  22. ^ "Grassroots battle against Kronic proves a success | NATIONAL News". Archived from the original on 1 July 2011.
  23. ^ "The Kestrel Plans A Return To Devonport". The Devonport Speculator. 24 August 2010. Archived from the original on 24 July 2011. Retrieved 9 September 2011.
  24. ^ "Historic Auckland ferry the Kestrel sinks". The New Zealand Herald. 8 March 2016. ISSN 1170-0777. Retrieved 7 March 2016.
  25. ^ "Harbour ferry Kestrel and our waterfront in danger from bureaucratic group-think – Mike Lee". Retrieved 27 August 2020.
  26. ^ Reidy, Jade (2009). "How the West Was Run". In Macdonald, Finlay; Kerr, Ruth (eds.). West: The History of Waitakere. Random House. pp. 238–239. ISBN 9781869790080.
  27. ^ "Grand old Devonport lady gets new owners". 9 November 2015. Retrieved 31 March 2017.
  28. ^ "Heritage status stymies plans for theatre". 12 May 2008. Retrieved 31 March 2017.
  29. ^ "Devonport Museum". Devonport Museum.
  30. ^ "Torpedo Bay Navy Museum". Torpedo Bay Navy Museum.
  31. ^ "Royal New Zealand Navy Museum on NZ Museums". Te Papa.
  32. ^ "Devonport Wharf's makeover completed". Media release from Auckland Transport. 9 September 2011. Archived from the original on 24 September 2011. Retrieved 9 September 2011.

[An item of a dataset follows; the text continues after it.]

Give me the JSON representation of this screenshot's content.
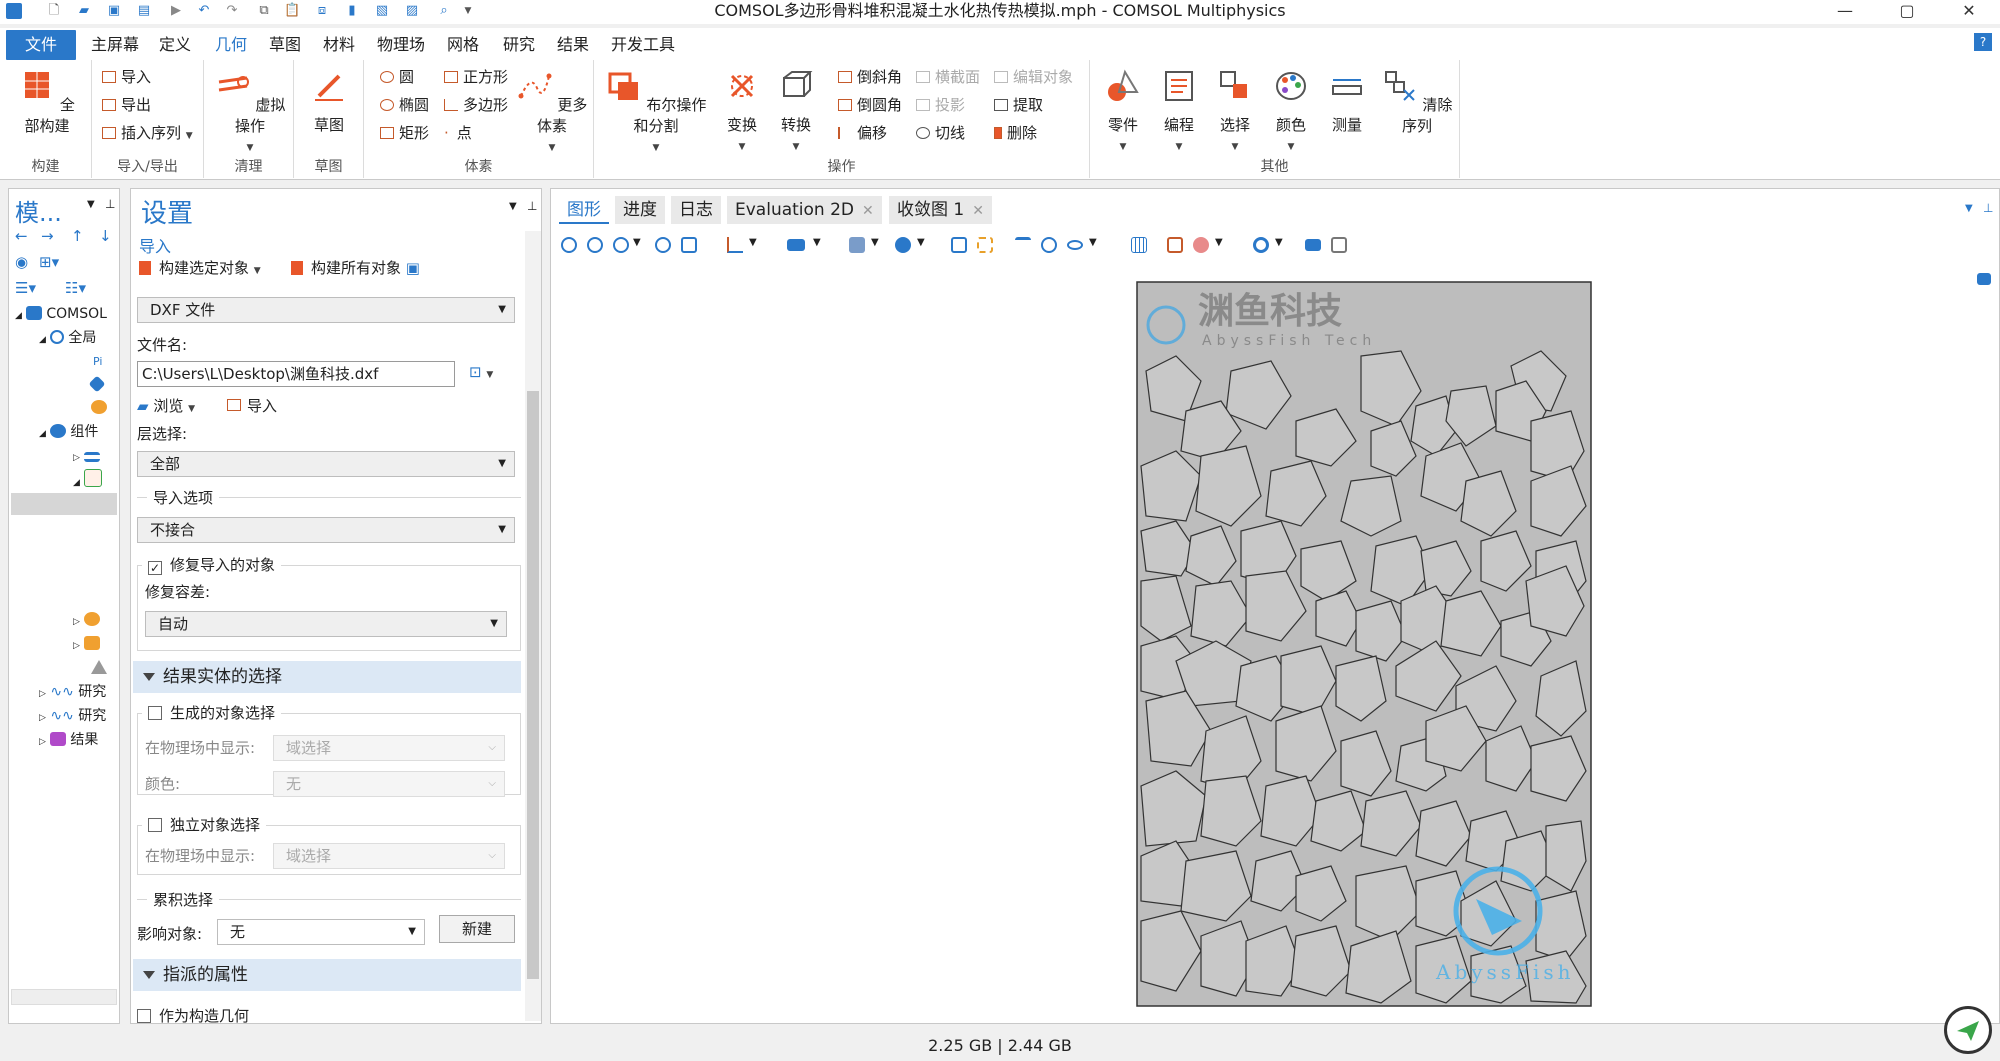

  33. ^ Transport, Auckland. "Devonport Wharf redevelopment". Retrieved 7 November 2016.
  34. ^ "Battle of the Auckland airwaves". The New Zealand Herald. 12 December 2004. Retrieved 22 March 2009.
  35. ^ "Dunedin radio identity dies", Otago Daily News, 6 April 2009, retrieved 4 August 2012
  36. ^ Education Counts: Devonpost Primary School
  37. ^ "Archives". Archived from the original on 7 November 2016. Retrieved 7 November 2016.
  38. ^ Education Counts: St Leo's School
  39. ^ "Our History". St Leo's School. Retrieved 18 July 2020.
  40. ^ "New Zealand Schools Directory". New Zealand Ministry of Education. Retrieved 12 December 2022.
  41. ^ Peacocke, Isabel Maude (entry in the Dictionary of New Zealand Biography)
  42. ^ Robinson, Dove-Myer (entry in the Dictionary of New Zealand Biography)
  43. ^ "Taylor, Mary". Retrieved 16 October 2017.

External links[edit]